When Your Bank ‘Likes’
You as Much as a ‘Friend’
‘Tell me with whom you associate, and I will tell you who you are.’ From a superficial standpoint, Goethe had no way of knowing that, over two centuries later, his words would still be current, invoked in a story about social networking. After all, a lot has changed since, or has it?
Despite its technological patina, the Internet only enhanced what essentially was already there since our times as chief foragers of the land: our limited ability to extend the web of our meaningful relationships. That even if we consider that our own brain has grown to catch up with our social adaptability needs.

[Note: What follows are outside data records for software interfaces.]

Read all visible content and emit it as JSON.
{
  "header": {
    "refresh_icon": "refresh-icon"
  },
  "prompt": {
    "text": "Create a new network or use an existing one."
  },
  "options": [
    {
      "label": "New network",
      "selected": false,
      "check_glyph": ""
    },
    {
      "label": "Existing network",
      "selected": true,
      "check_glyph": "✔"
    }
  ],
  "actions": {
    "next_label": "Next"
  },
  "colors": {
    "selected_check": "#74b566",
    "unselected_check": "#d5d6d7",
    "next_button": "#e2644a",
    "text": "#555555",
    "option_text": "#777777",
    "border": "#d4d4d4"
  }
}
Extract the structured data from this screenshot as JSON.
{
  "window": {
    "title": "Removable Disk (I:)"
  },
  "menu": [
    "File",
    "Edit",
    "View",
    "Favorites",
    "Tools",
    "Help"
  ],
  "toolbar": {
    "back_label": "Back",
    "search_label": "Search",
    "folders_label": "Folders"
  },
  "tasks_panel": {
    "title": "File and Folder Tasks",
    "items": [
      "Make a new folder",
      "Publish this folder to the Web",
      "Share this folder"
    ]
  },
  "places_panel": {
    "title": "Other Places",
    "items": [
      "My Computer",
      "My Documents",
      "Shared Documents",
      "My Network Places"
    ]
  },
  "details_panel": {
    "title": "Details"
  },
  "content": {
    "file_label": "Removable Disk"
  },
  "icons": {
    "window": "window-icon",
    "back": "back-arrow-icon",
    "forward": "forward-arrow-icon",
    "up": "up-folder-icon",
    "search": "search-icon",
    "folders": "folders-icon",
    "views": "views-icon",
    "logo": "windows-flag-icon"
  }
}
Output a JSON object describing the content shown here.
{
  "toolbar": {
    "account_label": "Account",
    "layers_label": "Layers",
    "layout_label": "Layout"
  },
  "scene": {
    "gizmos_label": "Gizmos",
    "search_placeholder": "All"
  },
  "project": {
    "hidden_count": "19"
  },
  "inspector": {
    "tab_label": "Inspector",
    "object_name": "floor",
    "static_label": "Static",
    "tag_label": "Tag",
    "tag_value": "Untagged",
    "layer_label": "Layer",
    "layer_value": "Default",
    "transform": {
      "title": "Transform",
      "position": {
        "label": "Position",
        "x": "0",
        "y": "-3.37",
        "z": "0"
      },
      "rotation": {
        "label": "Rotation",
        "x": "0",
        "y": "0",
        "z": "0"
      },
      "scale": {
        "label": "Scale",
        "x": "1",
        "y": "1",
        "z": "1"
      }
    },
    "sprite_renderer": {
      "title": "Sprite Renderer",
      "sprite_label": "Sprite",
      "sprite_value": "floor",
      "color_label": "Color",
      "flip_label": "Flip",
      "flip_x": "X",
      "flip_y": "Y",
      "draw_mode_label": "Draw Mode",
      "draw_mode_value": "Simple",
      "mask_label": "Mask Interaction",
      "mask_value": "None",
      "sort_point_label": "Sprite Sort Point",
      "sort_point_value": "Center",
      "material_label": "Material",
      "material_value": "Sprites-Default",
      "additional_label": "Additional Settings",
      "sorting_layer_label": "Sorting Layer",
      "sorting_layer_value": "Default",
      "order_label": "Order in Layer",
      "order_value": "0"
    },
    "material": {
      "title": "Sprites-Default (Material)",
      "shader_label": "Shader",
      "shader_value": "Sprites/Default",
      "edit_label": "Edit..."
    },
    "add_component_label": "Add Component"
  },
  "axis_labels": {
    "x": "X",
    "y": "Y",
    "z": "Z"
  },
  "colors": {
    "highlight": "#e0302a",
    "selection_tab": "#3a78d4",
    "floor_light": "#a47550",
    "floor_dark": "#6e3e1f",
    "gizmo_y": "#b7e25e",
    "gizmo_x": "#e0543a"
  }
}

Thus, when the British psychologist Robin Dunbar came up with a number to serve as a parameter of how many people can actually be a factor on our lives, and us on theirs, he mostly confirmed what many kinds of social interactions were already suggesting, even before his time.
The Dunbar Number, which is 150, by the way, is the average, some would say, limit, number of people we not just know by name, but also share a deeper story or connection with. They do not include your boss, or your bank, the Korean deli worker you chat everyday, or even your drug dealer, if you happen to have one (we won’t tell).
At the same time, among those 150, are the closest members of your family, your truly dearest friends, your childhood partner with whom you set up shop, and maybe the proverbial former lover or two. You may not see or talk with them that often, but if you run into them on the street, chances are, you’ll stop and spend some quality time together.
WHO ARE YOU GOING TO CALL?
Goethe, of course, had something else in mind when he formulated what became one of his most well-known quotes. He was referring to what can be revealed about you just by the company you keep, and boy, isn’t that still so true. Again, we’re not talking about your buddies at the local waterhole, or your lover’s annoying mates.
But if you’d happen to brag about your 500 friends on Facebook, that could give everyone an important hint about the kind of person you really are: first, that you’re a liar calling them friends. Secondly, at least Continue reading